I could have collapsed and crawled in a dark corner. But my Granny had not only been a good friend all my life, but also an inspiration. Strangely enough, the importance of that grew after I had survived the first weeks and months after her death. I thought of my childhood dream of traveling the US for several months. And instead of sitting at her grave crying, I grabbed our flag of joie de vivre and wanderlust and flew it higher than ever before. Swung it against the wind. And promised her and me that I would never stop living my life and I would keep on moving on.
Four years later when I was on my plane to New York City and my stomach was tingling like fizz, I looked at the empty seat next to me. And suddenly there she was. Not physically or as an imagination or ghost. But her energy and courage were right next to me. At that moment I knew she would be by my side wherever I was. On every endless road across the desert, in big city nights and on the peak of the highest mountains. An incomprehensible power and feeling of happiness poured into my heart like hot chocolate cream.
As long as I was alive and followed my dreams, she wouldn’t die either. Until then, I had thought “You live on in my heart” was just a shit spell on gray cards of announcing someone’s death. But right at that moment I felt what it really meant.
When I came around by car from Chicago and Los Angeles to San Francisco after more than 4000 miles, I stood at the shimmering Golden Gate Bridge and slowly put on my headphones. There was this one song I hadn’t heard since the funeral. But now the time had come to tear down the last barrier in my head. By looking at a bridge I wanted to see as a child once in my life, I sat down in the high grass close to the cliffs and pressed “play”.
I thought I would terribly cry. But in the end I stood above the traffic with my arms in the air and danced between horns, wind and the sound of crashing waves.
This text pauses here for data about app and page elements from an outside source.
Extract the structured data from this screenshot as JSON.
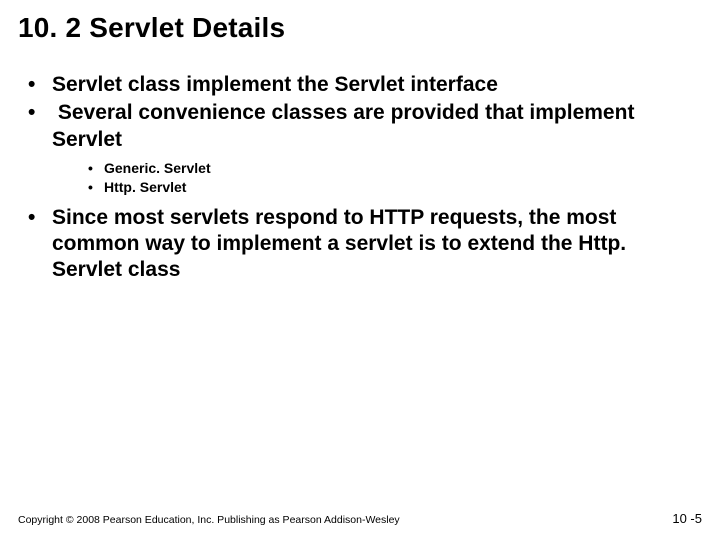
{
  "title": "10. 2 Servlet Details",
  "bullets": {
    "b1": "Servlet class implement the Servlet interface",
    "b2": "Several convenience classes are provided that implement Servlet",
    "b2_sub": {
      "s1": "Generic. Servlet",
      "s2": "Http. Servlet"
    },
    "b3": "Since most servlets respond to HTTP requests, the most common way to implement a servlet is to extend the Http. Servlet class"
  },
  "footer": {
    "copyright": "Copyright © 2008 Pearson Education, Inc. Publishing as Pearson Addison-Wesley",
    "page": "10 -5"
  }
}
Dear Granny. It’s been five years since you left without saying goodbye. I still resent that. But when I stretch out my hand – no matter wherever I actually am – I can feel you. The way you laugh. There is no cloud in the sky to stop the sunray. There is nothing stopping me from living life as fully and honestly as you always did. Against all odds, all reason, all risks. Because the truth is, you told me something much more important than goodbye: Tomorrow may never come.